Twice a week I post a quote from saints from the Episcopal Calendar of Saints that week. They are to be meditative and mindful, playful and thought inducing. I hope they are helpful in your spiritual journeys.
Thomas Becket (1118 - 1170)
Archbishop and Martyr
On December 29, we remember Thomas a Becket, Archbishop of Canterbury, slain in his own cathedral in 1170, for his defiance of King Henry II.
The issue here, or one of the issues, was one of court jurisdiction. King Henry claimed that a cleric accused of an ordinary crime ought to be tried in the King's Courts like any layman. Thomas, who was Henry's Chancellor and his close friend, vigorously upheld the king's position. However, when he was made Archbishop of Canterbury with the king's support, he reversed himself completely and upheld the right of clergy to be tried only in Church courts, which could not inflict capital punishment. (This reversal does not imply fickleness or treachery. As Chancellor, Thomas was bound to serve the king. Now, as Archbishop, he was bound to defend the Church.)
Henry, being angered at opposition from someone whom he had counted on for support, was heard to exclaim in anger, "This fellow who has eaten my bread has lifted up his heel against me [see Psalm 41:9]. Have I no friend who will rid me of this upstart priest?" Four of his knights promptly rode to Canterbury, where they confronted the Archbishop and demanded that he back down. When he did not, they killed him.
T. S. Eliot wrote a play, Murder in the Cathedral, about Becket.
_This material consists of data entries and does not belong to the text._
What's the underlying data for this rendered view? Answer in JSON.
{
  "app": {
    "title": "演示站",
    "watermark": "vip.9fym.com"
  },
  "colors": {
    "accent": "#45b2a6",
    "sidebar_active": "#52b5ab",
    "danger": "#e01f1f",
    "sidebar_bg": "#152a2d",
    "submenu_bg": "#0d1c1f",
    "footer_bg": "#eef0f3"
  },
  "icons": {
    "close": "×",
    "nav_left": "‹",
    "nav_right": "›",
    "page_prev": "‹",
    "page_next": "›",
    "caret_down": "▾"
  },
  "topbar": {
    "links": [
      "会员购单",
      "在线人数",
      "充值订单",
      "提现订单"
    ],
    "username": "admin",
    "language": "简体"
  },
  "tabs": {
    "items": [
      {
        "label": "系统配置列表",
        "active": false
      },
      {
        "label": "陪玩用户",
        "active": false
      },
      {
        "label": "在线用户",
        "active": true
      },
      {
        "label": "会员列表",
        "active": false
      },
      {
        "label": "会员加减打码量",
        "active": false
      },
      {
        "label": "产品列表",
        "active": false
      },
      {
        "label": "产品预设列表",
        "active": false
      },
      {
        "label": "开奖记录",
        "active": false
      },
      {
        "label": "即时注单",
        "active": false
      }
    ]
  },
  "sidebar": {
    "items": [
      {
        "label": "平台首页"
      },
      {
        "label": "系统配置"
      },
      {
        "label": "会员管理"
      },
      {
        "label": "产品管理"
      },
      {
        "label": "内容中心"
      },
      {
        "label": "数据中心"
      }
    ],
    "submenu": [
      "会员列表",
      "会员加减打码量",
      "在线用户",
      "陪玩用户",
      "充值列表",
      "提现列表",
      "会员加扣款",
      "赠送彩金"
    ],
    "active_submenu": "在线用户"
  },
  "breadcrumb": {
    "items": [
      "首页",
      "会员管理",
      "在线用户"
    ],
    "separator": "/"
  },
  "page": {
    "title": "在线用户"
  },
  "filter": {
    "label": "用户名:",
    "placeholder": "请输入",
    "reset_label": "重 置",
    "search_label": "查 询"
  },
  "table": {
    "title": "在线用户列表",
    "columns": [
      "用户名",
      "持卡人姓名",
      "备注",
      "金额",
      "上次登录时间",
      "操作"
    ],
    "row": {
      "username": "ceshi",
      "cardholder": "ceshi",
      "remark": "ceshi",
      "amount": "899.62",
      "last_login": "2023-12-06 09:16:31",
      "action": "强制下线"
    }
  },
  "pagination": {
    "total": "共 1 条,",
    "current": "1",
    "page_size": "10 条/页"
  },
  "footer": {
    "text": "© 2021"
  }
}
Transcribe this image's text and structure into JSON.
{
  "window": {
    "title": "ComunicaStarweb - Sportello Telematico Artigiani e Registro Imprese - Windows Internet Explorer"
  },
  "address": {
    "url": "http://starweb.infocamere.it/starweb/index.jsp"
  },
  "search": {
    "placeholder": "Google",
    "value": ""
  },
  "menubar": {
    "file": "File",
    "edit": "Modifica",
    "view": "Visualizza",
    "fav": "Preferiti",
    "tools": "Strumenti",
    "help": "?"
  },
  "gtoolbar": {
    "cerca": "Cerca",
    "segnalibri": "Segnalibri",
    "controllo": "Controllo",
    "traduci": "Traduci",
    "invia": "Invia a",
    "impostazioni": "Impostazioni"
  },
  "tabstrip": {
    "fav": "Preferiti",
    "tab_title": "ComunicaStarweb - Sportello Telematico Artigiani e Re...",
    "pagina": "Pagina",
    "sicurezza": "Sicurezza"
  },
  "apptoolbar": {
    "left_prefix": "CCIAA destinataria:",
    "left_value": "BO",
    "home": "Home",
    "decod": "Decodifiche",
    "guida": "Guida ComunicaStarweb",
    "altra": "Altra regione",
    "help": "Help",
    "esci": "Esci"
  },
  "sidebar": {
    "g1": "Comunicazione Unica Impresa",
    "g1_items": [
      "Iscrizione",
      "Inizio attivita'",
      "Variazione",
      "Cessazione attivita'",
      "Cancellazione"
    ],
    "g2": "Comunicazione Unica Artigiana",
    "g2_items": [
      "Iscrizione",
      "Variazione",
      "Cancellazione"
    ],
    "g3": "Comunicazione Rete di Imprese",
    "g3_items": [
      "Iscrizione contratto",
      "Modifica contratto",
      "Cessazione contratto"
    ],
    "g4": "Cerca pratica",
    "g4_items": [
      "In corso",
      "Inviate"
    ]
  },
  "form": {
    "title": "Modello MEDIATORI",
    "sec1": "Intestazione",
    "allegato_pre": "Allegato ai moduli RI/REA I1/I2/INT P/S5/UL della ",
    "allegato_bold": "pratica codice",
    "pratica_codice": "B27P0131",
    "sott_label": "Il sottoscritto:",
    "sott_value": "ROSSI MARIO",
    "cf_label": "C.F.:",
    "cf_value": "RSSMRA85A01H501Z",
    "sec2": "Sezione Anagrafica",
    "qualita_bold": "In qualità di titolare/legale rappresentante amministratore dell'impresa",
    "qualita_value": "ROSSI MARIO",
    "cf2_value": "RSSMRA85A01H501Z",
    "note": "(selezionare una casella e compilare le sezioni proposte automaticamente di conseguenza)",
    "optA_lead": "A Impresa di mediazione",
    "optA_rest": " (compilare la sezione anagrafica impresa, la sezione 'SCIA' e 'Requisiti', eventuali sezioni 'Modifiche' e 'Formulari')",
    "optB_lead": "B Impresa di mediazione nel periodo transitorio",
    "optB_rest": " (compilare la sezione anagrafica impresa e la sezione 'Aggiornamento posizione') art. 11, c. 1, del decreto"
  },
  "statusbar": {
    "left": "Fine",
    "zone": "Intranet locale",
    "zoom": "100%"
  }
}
In 1959 Jean Anouilh wrote the play Becket, which was later made into a 1964 film starring Richard Burton and Peter O'Toole.